<<<<

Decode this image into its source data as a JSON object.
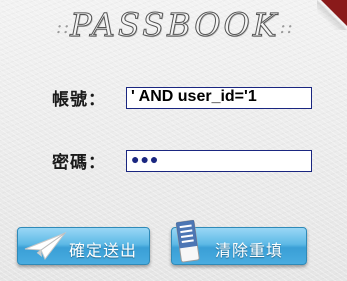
{
  "app": {
    "title": "PASSBOOK",
    "title_decor_left": "::",
    "title_decor_right": "::"
  },
  "form": {
    "account_label": "帳號：",
    "account_value": "' AND user_id='1",
    "password_label": "密碼：",
    "password_value": "●●●"
  },
  "buttons": {
    "submit_label": "確定送出",
    "clear_label": "清除重填"
  },
  "icons": {
    "submit_icon": "paper-plane-icon",
    "clear_icon": "eraser-icon"
  },
  "colors": {
    "field_border": "#1a2680",
    "button_blue": "#49ace0",
    "corner_ribbon": "#8a1a1a"
  }
}
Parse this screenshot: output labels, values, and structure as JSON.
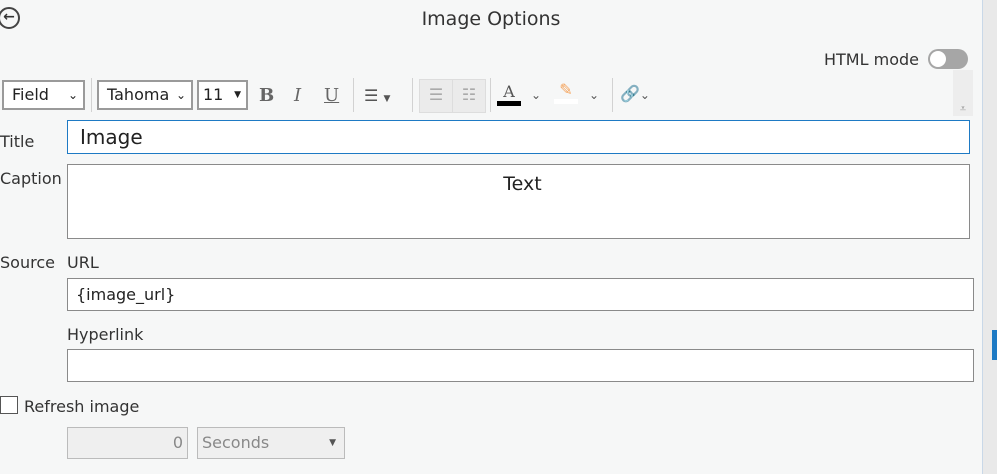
{
  "header": {
    "title": "Image Options",
    "html_mode_label": "HTML mode",
    "html_mode_on": false
  },
  "toolbar": {
    "field_label": "Field",
    "font": "Tahoma",
    "size": "11",
    "bold": "B",
    "italic": "I",
    "underline": "U",
    "font_color": "#000000",
    "highlight_color": "#ffffff"
  },
  "form": {
    "title_label": "Title",
    "title_value": "Image",
    "caption_label": "Caption",
    "caption_value": "Text",
    "source_label": "Source",
    "url_label": "URL",
    "url_value": "{image_url}",
    "hyperlink_label": "Hyperlink",
    "hyperlink_value": "",
    "refresh_label": "Refresh image",
    "refresh_checked": false,
    "interval_value": "0",
    "interval_unit": "Seconds"
  }
}
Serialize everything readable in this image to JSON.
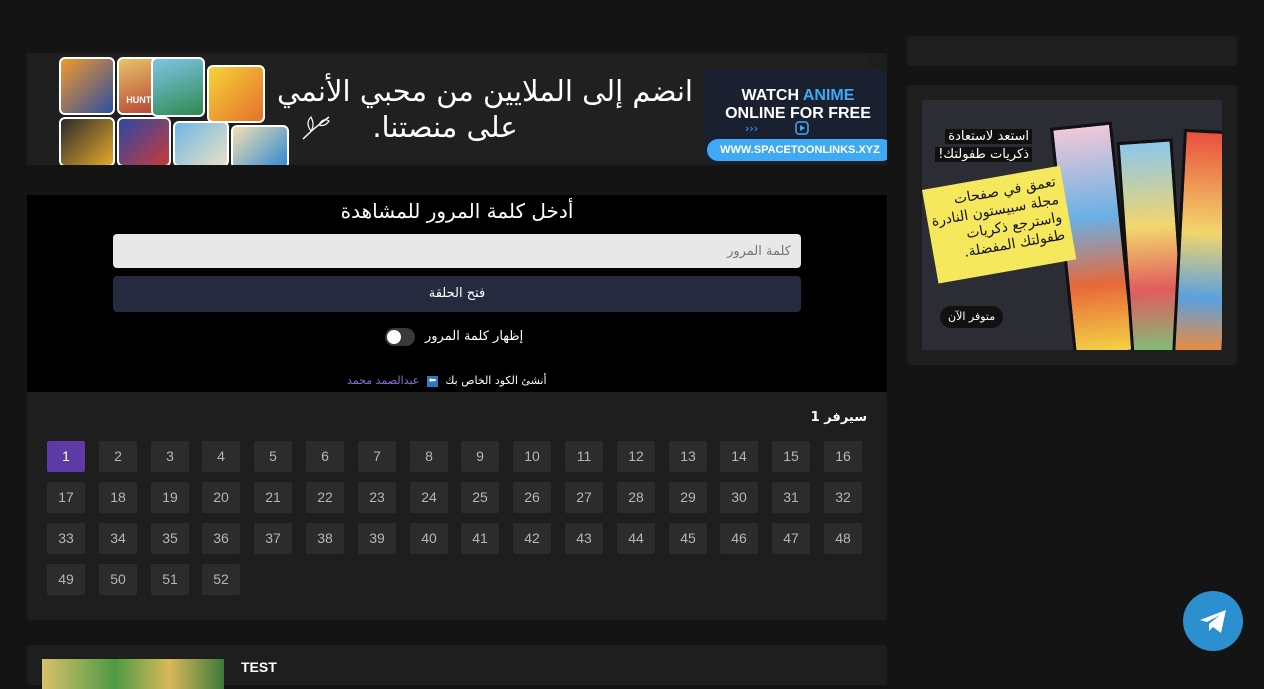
{
  "banner": {
    "arabic_line1": "انضم إلى الملايين من محبي الأنمي",
    "arabic_line2": "على منصتنا.",
    "watch_word1": "WATCH ",
    "watch_word2": "ANIME",
    "watch_line2": "ONLINE FOR FREE",
    "link_text": "WWW.SPACETOONLINKS.XYZ",
    "thumb_label": "HUNTER"
  },
  "password": {
    "title": "أدخل كلمة المرور للمشاهدة",
    "placeholder": "كلمة المرور",
    "button_label": "فتح الحلقة",
    "toggle_label": "إظهار كلمة المرور",
    "credit_text": "أنشئ الكود الخاص بك",
    "credit_author": "عبدالصمد محمد"
  },
  "episodes": {
    "server_title": "سيرفر 1",
    "active": "1",
    "items": [
      "1",
      "2",
      "3",
      "4",
      "5",
      "6",
      "7",
      "8",
      "9",
      "10",
      "11",
      "12",
      "13",
      "14",
      "15",
      "16",
      "17",
      "18",
      "19",
      "20",
      "21",
      "22",
      "23",
      "24",
      "25",
      "26",
      "27",
      "28",
      "29",
      "30",
      "31",
      "32",
      "33",
      "34",
      "35",
      "36",
      "37",
      "38",
      "39",
      "40",
      "41",
      "42",
      "43",
      "44",
      "45",
      "46",
      "47",
      "48",
      "49",
      "50",
      "51",
      "52"
    ]
  },
  "post": {
    "title": "TEST"
  },
  "sidebar_ad": {
    "heading_line1": "استعد لاستعادة",
    "heading_line2": "ذكريات طفولتك!",
    "body": "تعمق في صفحات مجلة سبيستون النادرة واسترجع ذكريات طفولتك المفضلة.",
    "badge": "متوفر الآن"
  },
  "colors": {
    "accent": "#5d3aa5",
    "link": "#8e6dd6",
    "telegram": "#2b8fd0"
  },
  "icons": {
    "telegram": "telegram-icon",
    "play": "play-icon",
    "leaf": "leaf-icon",
    "arrow": "left-arrow-icon"
  }
}
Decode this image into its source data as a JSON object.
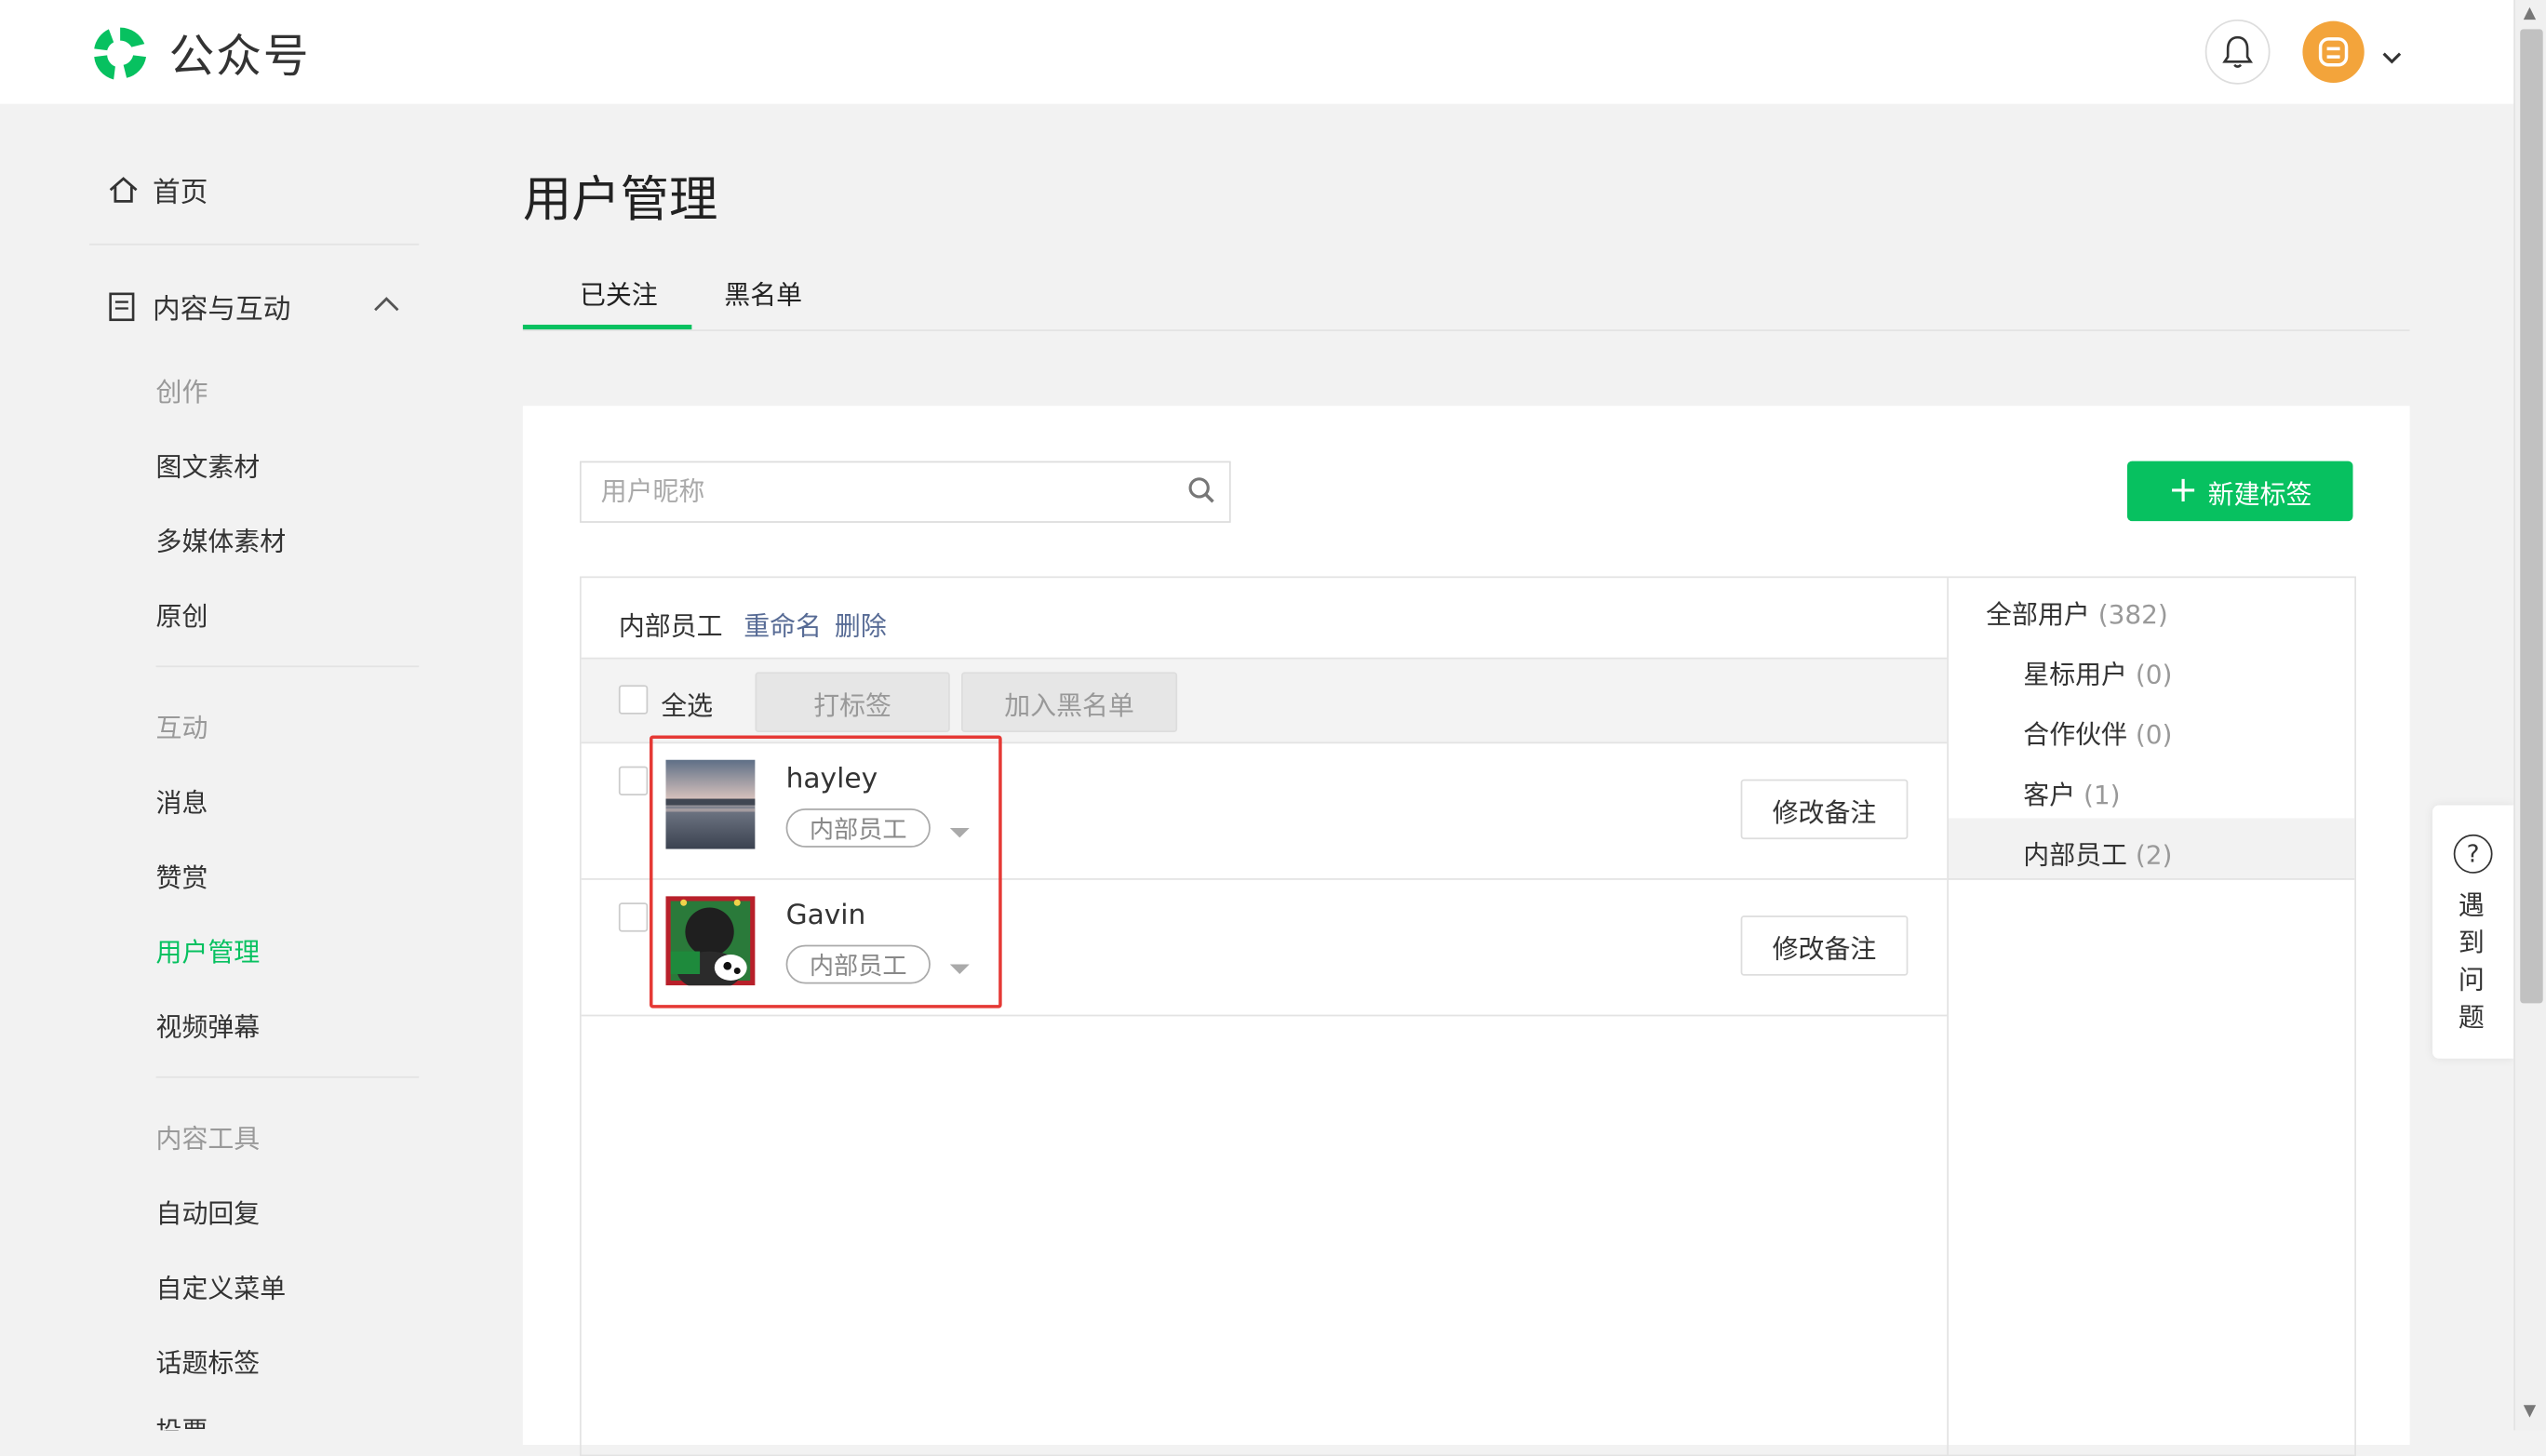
{
  "topbar": {
    "brand": "公众号",
    "logo_icon": "wechat-official-account-logo",
    "bell_icon": "bell-icon",
    "avatar_color": "#f3a43b"
  },
  "sidebar": {
    "home": "首页",
    "section": "内容与互动",
    "groups": [
      {
        "category": "创作",
        "items": [
          "图文素材",
          "多媒体素材",
          "原创"
        ]
      },
      {
        "category": "互动",
        "items": [
          "消息",
          "赞赏",
          "用户管理",
          "视频弹幕"
        ]
      },
      {
        "category": "内容工具",
        "items": [
          "自动回复",
          "自定义菜单",
          "话题标签",
          "投票"
        ]
      }
    ],
    "active_item": "用户管理",
    "accent_color": "#07c160"
  },
  "main": {
    "title": "用户管理",
    "tabs": [
      {
        "label": "已关注",
        "active": true
      },
      {
        "label": "黑名单",
        "active": false
      }
    ],
    "search": {
      "placeholder": "用户昵称",
      "value": ""
    },
    "new_tag_button": "新建标签",
    "group": {
      "name": "内部员工",
      "rename": "重命名",
      "delete": "删除"
    },
    "toolbar": {
      "select_all": "全选",
      "tag_button": "打标签",
      "blacklist_button": "加入黑名单"
    },
    "users": [
      {
        "name": "hayley",
        "tag": "内部员工",
        "edit_button": "修改备注"
      },
      {
        "name": "Gavin",
        "tag": "内部员工",
        "edit_button": "修改备注"
      }
    ],
    "tag_list": [
      {
        "label": "全部用户",
        "count": "(382)"
      },
      {
        "label": "星标用户",
        "count": "(0)"
      },
      {
        "label": "合作伙伴",
        "count": "(0)"
      },
      {
        "label": "客户",
        "count": "(1)"
      },
      {
        "label": "内部员工",
        "count": "(2)",
        "active": true
      }
    ]
  },
  "help": {
    "text": "遇到问题"
  }
}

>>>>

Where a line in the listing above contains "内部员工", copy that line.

      "name": "内部员工",
        "tag": "内部员工",
        "tag": "内部员工",
        "label": "内部员工",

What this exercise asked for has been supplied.